## DIRECTIONS FOR THIS TASK
I need all the entries repeated exactly as written.

## ENTRIES SUPPLIED
****************************************

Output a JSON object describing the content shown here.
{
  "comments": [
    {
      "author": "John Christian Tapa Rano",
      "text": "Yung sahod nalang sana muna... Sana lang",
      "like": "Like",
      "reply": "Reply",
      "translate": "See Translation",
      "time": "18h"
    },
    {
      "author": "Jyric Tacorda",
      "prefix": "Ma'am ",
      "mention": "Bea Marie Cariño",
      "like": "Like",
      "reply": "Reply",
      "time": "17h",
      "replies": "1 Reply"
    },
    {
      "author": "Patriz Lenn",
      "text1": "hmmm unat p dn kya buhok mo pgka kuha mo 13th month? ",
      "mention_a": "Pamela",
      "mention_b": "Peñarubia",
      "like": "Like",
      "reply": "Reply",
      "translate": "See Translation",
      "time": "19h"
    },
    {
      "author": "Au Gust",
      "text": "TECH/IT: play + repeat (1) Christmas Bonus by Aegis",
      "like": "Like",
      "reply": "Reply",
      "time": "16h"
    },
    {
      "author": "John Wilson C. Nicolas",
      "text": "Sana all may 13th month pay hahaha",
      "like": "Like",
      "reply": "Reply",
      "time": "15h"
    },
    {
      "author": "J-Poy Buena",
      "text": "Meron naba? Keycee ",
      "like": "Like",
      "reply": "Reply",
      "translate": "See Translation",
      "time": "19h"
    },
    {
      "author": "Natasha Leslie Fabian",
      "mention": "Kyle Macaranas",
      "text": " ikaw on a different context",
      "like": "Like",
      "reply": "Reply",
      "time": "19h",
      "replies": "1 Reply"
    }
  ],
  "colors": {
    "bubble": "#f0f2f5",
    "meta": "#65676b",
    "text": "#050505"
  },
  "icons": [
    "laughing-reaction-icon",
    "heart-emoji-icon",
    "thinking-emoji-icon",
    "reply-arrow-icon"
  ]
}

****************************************

## EXERCISE RESULT
Output a JSON object describing the content shown here.
{
  "comments": [
    {
      "author": "John Christian Tapa Rano",
      "text": "Yung sahod nalang sana muna... Sana lang",
      "like": "Like",
      "reply": "Reply",
      "translate": "See Translation",
      "time": "18h"
    },
    {
      "author": "Jyric Tacorda",
      "prefix": "Ma'am ",
      "mention": "Bea Marie Cariño",
      "like": "Like",
      "reply": "Reply",
      "time": "17h",
      "replies": "1 Reply"
    },
    {
      "author": "Patriz Lenn",
      "text1": "hmmm unat p dn kya buhok mo pgka kuha mo 13th month? ",
      "mention_a": "Pamela",
      "mention_b": "Peñarubia",
      "like": "Like",
      "reply": "Reply",
      "translate": "See Translation",
      "time": "19h"
    },
    {
      "author": "Au Gust",
      "text": "TECH/IT: play + repeat (1) Christmas Bonus by Aegis",
      "like": "Like",
      "reply": "Reply",
      "time": "16h"
    },
    {
      "author": "John Wilson C. Nicolas",
      "text": "Sana all may 13th month pay hahaha",
      "like": "Like",
      "reply": "Reply",
      "time": "15h"
    },
    {
      "author": "J-Poy Buena",
      "text": "Meron naba? Keycee ",
      "like": "Like",
      "reply": "Reply",
      "translate": "See Translation",
      "time": "19h"
    },
    {
      "author": "Natasha Leslie Fabian",
      "mention": "Kyle Macaranas",
      "text": " ikaw on a different context",
      "like": "Like",
      "reply": "Reply",
      "time": "19h",
      "replies": "1 Reply"
    }
  ],
  "colors": {
    "bubble": "#f0f2f5",
    "meta": "#65676b",
    "text": "#050505"
  },
  "icons": [
    "laughing-reaction-icon",
    "heart-emoji-icon",
    "thinking-emoji-icon",
    "reply-arrow-icon"
  ]
}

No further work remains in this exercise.